By then it was after 2.00 so we had some lunch and back to the hostel for a bit of a rest.

We had heard there was to be some flamenco on at 10.00, so we went off to that. No one turned up till around 11, then the place got crowded, and the music started. It did not involve dance, just a guitarist and a female flamenco singer. Although we could not understand a word, it was fantastic, and like the dance last week, just so passionate. We sat with 3 young Canadian women from the back packers hostel. When they started the second bracket of numbers, the 2 musicians called 2 fellows they knew from the audience. They were both incredibly skilled at flamenco clapping along with the other 2 performers, and made a terrific contribution.



We left to go home after midnight after the second bracket as we had an early bus to catch and needed to be up by 7am.  Passed a delightful piece of street sculpture to remind us of where we had just been.  We didn’t see the girls again so don’t know if they continued their performance with another bracket. It was terrific – we will definitely see what we can find in Córdoba.

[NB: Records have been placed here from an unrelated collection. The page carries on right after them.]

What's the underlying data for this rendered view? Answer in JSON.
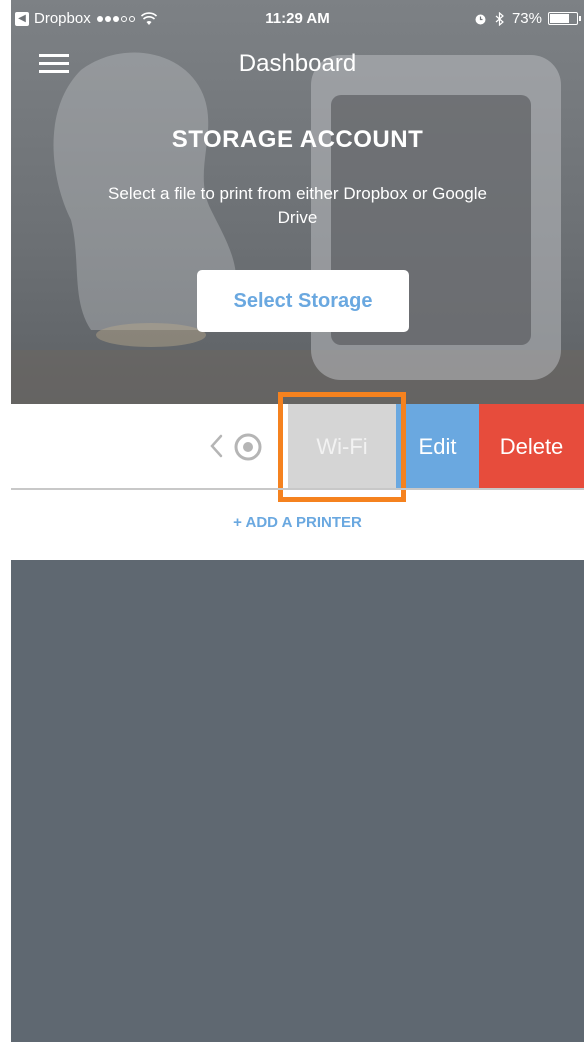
{
  "status_bar": {
    "back_app": "Dropbox",
    "time": "11:29 AM",
    "battery": "73%",
    "battery_level": 0.73,
    "signal_bars_filled": 3,
    "signal_bars_total": 5
  },
  "nav": {
    "title": "Dashboard",
    "menu_icon": "hamburger-menu-icon"
  },
  "hero": {
    "title": "STORAGE ACCOUNT",
    "subtitle": "Select a file to print from either Dropbox or Google Drive",
    "button_label": "Select Storage"
  },
  "printer_row": {
    "actions": {
      "wifi_label": "Wi-Fi",
      "edit_label": "Edit",
      "delete_label": "Delete"
    }
  },
  "add_printer_label": "+ ADD A PRINTER",
  "colors": {
    "accent_blue": "#6aa8e0",
    "delete_red": "#e74c3c",
    "highlight_orange": "#f5821f",
    "panel_gray": "#5f6871"
  }
}
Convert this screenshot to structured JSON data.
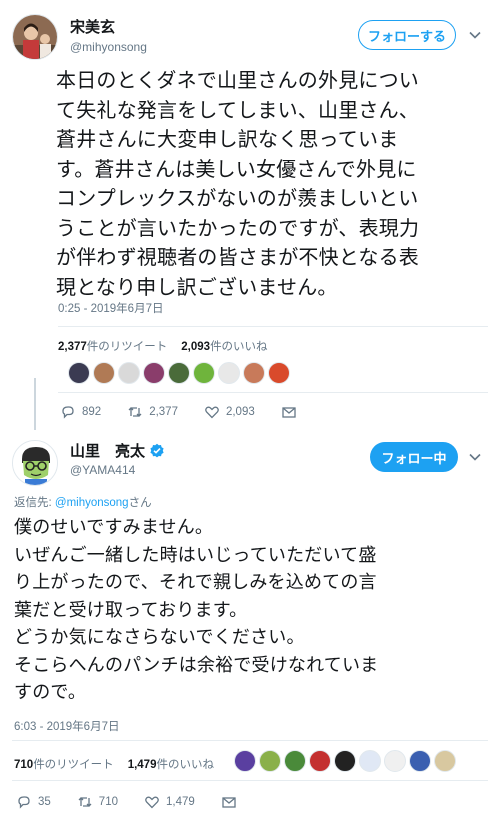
{
  "tweet1": {
    "display_name": "宋美玄",
    "handle": "@mihyonsong",
    "follow_label": "フォローする",
    "text_lines": [
      "本日のとくダネで山里さんの外見につい",
      "て失礼な発言をしてしまい、山里さん、",
      "蒼井さんに大変申し訳なく思っていま",
      "す。蒼井さんは美しい女優さんで外見に",
      "コンプレックスがないのが羨ましいとい",
      "うことが言いたかったのですが、表現力",
      "が伴わず視聴者の皆さまが不快となる表",
      "現となり申し訳ございません。"
    ],
    "timestamp": "0:25 - 2019年6月7日",
    "retweet_count": "2,377",
    "retweet_label": "件のリツイート",
    "like_count": "2,093",
    "like_label": "件のいいね",
    "action_reply": "892",
    "action_retweet": "2,377",
    "action_like": "2,093",
    "liker_colors": [
      "#3b3b52",
      "#b07a55",
      "#d9d9d9",
      "#8a3d6b",
      "#4a6b3a",
      "#6fb43c",
      "#e8e8e8",
      "#c87a5a",
      "#d94a2b"
    ]
  },
  "tweet2": {
    "display_name": "山里　亮太",
    "handle": "@YAMA414",
    "follow_label": "フォロー中",
    "reply_to_prefix": "返信先: ",
    "reply_to_handle": "@mihyonsong",
    "reply_to_suffix": "さん",
    "text_lines": [
      "僕のせいですみません。",
      "いぜんご一緒した時はいじっていただいて盛",
      "り上がったので、それで親しみを込めての言",
      "葉だと受け取っております。",
      "どうか気になさらないでください。",
      "そこらへんのパンチは余裕で受けなれていま",
      "すので。"
    ],
    "timestamp": "6:03 - 2019年6月7日",
    "retweet_count": "710",
    "retweet_label": "件のリツイート",
    "like_count": "1,479",
    "like_label": "件のいいね",
    "action_reply": "35",
    "action_retweet": "710",
    "action_like": "1,479",
    "liker_colors": [
      "#5a3fa0",
      "#8ab04a",
      "#4a8a3a",
      "#c43030",
      "#222222",
      "#e0e8f5",
      "#f0f0f0",
      "#3a5fb0",
      "#d8c8a0"
    ]
  },
  "colors": {
    "accent": "#1da1f2",
    "text": "#14171a",
    "muted": "#657786",
    "border": "#e6ecf0",
    "verified": "#1da1f2"
  }
}
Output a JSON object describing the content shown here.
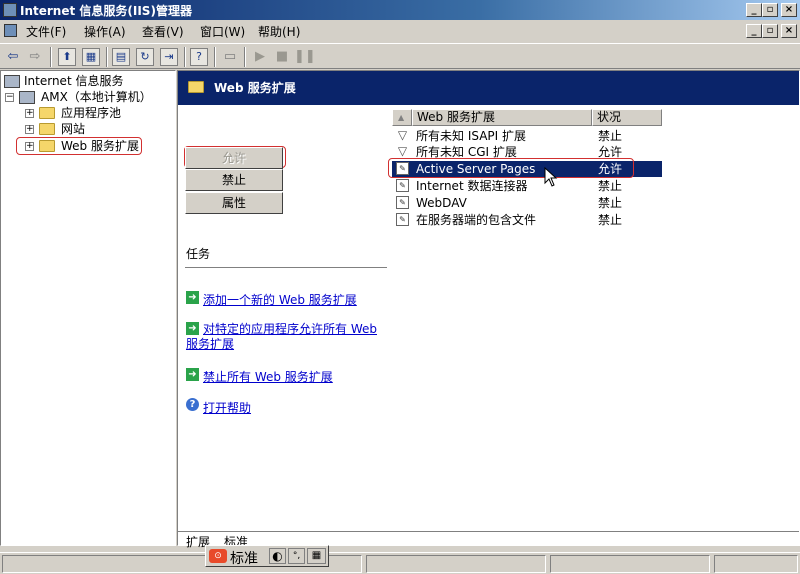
{
  "window": {
    "title": "Internet 信息服务(IIS)管理器",
    "minimize": "_",
    "maximize": "▫",
    "close": "×"
  },
  "menu": [
    "文件(F)",
    "操作(A)",
    "查看(V)",
    "窗口(W)",
    "帮助(H)"
  ],
  "tree": {
    "root": "Internet 信息服务",
    "computer": "AMX（本地计算机）",
    "children": [
      "应用程序池",
      "网站",
      "Web 服务扩展"
    ],
    "expander": "+",
    "collapse": "−"
  },
  "header": {
    "title": "Web 服务扩展"
  },
  "buttons": {
    "allow": "允许",
    "prohibit": "禁止",
    "properties": "属性"
  },
  "tasks": {
    "heading": "任务",
    "items": [
      "添加一个新的 Web 服务扩展",
      "对特定的应用程序允许所有 Web 服务扩展",
      "禁止所有 Web 服务扩展"
    ],
    "help": "打开帮助"
  },
  "list": {
    "columns": [
      "Web 服务扩展",
      "状况"
    ],
    "sort_glyph": "▲",
    "rows": [
      {
        "name": "所有未知 ISAPI 扩展",
        "status": "禁止"
      },
      {
        "name": "所有未知 CGI 扩展",
        "status": "允许"
      },
      {
        "name": "Active Server Pages",
        "status": "允许"
      },
      {
        "name": "Internet 数据连接器",
        "status": "禁止"
      },
      {
        "name": "WebDAV",
        "status": "禁止"
      },
      {
        "name": "在服务器端的包含文件",
        "status": "禁止"
      }
    ],
    "selected_index": 2
  },
  "tabs": [
    "扩展",
    "标准"
  ],
  "ime": {
    "label": "标准"
  },
  "colors": {
    "header_bg": "#0a246a",
    "highlight": "#d23030",
    "link": "#0000cc"
  }
}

We had a marvellous sleep, although not long enough in our new room.  We loved Cadiz and found it a place you could reasonably get to know in the 36 hours we had.